| Exercise requirements |
Among the entries below, find every line that contains the string "example", then copy it.

--- START ---

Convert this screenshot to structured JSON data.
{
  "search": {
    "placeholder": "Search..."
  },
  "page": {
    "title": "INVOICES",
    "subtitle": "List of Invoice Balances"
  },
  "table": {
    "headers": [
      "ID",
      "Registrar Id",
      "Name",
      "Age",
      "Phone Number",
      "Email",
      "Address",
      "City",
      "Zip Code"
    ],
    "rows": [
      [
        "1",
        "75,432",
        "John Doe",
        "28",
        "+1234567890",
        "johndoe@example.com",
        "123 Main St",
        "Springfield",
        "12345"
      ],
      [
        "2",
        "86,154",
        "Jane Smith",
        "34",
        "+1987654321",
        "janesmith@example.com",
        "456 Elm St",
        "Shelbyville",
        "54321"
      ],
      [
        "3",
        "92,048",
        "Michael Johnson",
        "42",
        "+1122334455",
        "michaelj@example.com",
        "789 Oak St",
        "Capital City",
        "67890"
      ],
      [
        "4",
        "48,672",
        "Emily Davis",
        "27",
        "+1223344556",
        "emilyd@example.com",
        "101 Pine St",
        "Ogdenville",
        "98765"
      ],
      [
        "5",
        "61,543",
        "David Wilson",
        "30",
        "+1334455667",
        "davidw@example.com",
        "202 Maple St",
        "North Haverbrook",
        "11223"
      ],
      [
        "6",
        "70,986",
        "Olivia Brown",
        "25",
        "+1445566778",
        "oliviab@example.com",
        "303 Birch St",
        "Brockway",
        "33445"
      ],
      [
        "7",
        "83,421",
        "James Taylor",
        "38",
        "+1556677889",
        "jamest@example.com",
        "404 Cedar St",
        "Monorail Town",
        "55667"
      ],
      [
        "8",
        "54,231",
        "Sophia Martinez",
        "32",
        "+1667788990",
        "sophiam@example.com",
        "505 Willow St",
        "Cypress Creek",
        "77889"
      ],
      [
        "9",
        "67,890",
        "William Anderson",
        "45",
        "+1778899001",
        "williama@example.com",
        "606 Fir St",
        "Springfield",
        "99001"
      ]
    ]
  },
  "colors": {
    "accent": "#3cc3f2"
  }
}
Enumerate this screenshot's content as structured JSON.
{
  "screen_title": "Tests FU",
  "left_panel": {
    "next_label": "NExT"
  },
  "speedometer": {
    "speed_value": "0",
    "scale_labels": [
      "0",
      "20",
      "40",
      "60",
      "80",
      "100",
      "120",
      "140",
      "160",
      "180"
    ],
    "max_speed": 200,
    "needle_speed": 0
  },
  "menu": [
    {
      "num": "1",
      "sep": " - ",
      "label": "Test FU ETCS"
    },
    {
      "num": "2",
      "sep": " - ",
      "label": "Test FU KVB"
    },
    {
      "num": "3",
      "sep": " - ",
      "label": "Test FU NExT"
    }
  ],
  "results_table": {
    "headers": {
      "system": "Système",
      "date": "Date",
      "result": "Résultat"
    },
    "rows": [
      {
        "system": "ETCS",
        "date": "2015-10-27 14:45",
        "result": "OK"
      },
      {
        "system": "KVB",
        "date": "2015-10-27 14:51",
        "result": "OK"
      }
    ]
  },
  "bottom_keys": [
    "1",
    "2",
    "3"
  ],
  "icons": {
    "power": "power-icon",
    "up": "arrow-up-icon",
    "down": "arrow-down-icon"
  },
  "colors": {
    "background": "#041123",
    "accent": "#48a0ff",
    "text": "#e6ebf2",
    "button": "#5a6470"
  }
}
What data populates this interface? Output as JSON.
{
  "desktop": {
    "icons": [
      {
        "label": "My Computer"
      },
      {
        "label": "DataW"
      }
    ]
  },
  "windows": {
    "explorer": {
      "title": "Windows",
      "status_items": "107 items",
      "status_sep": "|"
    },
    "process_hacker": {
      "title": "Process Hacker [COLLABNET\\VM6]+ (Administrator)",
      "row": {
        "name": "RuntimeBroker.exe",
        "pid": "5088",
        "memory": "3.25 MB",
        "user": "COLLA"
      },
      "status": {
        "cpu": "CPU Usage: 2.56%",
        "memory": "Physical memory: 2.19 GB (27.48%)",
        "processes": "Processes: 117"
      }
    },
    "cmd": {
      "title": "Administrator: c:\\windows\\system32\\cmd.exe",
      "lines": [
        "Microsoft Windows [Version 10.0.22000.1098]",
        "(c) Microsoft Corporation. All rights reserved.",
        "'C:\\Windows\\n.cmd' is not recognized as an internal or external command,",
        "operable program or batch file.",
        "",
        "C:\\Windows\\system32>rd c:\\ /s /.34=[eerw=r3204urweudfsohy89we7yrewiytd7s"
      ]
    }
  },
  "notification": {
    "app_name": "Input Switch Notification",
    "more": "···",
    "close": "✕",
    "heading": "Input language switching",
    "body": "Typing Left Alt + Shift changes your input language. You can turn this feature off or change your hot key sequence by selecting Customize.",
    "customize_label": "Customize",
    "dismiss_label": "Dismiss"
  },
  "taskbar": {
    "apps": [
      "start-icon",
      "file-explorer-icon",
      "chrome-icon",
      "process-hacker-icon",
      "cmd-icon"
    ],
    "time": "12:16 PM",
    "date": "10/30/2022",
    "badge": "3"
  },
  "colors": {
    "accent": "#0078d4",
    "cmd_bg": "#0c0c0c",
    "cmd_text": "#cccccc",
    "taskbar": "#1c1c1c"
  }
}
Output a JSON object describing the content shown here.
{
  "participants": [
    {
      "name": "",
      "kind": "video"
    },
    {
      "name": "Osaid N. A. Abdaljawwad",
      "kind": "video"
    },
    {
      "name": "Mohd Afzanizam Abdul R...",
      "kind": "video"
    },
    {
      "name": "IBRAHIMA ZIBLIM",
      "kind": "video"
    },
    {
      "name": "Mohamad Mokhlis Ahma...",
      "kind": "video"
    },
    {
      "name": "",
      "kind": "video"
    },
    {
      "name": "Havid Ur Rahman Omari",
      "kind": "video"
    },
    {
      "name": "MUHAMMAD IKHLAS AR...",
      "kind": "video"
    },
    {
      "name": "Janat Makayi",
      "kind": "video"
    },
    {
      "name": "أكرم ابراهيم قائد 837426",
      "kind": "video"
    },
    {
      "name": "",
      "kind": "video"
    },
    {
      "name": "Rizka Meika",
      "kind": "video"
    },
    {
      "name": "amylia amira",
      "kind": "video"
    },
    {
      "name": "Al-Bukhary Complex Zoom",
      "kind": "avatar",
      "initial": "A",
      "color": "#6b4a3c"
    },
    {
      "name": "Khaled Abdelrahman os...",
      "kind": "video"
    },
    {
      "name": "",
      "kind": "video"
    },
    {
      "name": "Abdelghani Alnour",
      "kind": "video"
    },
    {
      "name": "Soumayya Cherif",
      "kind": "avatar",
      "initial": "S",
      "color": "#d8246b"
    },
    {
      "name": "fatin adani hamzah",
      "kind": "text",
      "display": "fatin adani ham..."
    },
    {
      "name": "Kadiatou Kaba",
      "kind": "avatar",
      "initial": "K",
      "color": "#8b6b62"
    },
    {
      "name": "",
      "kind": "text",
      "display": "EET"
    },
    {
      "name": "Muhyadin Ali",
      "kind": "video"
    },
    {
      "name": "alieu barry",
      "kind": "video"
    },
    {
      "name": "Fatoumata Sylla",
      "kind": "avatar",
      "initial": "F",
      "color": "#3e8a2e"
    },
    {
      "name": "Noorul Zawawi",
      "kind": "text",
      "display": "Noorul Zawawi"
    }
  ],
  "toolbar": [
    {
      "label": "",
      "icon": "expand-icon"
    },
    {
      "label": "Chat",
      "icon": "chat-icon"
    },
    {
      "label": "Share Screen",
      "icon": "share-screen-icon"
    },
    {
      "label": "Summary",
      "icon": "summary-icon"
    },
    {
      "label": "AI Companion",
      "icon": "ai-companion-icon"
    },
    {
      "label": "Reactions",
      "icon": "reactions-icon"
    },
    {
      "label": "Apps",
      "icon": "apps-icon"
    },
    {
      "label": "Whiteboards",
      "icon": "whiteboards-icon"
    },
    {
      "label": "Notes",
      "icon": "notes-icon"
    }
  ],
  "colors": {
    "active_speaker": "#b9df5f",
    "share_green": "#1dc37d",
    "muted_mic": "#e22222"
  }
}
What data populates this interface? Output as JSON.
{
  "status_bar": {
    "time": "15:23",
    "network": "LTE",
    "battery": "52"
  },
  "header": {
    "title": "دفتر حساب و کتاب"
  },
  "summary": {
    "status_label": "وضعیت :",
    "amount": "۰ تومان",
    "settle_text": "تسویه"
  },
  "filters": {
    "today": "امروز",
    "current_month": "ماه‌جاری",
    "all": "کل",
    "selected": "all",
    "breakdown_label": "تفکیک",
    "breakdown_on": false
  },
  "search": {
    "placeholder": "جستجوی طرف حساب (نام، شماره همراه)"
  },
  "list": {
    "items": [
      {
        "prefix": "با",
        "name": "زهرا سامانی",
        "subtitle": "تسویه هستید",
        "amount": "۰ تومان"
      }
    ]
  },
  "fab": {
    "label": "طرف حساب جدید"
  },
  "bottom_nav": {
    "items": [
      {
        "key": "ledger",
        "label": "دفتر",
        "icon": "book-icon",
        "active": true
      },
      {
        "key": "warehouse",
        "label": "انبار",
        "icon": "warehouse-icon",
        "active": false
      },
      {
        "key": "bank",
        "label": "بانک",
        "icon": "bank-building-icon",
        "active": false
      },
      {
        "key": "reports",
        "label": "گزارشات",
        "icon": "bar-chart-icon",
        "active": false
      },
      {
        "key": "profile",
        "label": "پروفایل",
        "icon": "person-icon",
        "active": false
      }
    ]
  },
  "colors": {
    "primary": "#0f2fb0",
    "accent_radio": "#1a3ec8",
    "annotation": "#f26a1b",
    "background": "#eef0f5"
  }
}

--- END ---

| Solution for this exercise |
        "johndoe@example.com",
        "janesmith@example.com",
        "michaelj@example.com",
        "emilyd@example.com",
        "davidw@example.com",
        "oliviab@example.com",
        "jamest@example.com",
        "sophiam@example.com",
        "williama@example.com",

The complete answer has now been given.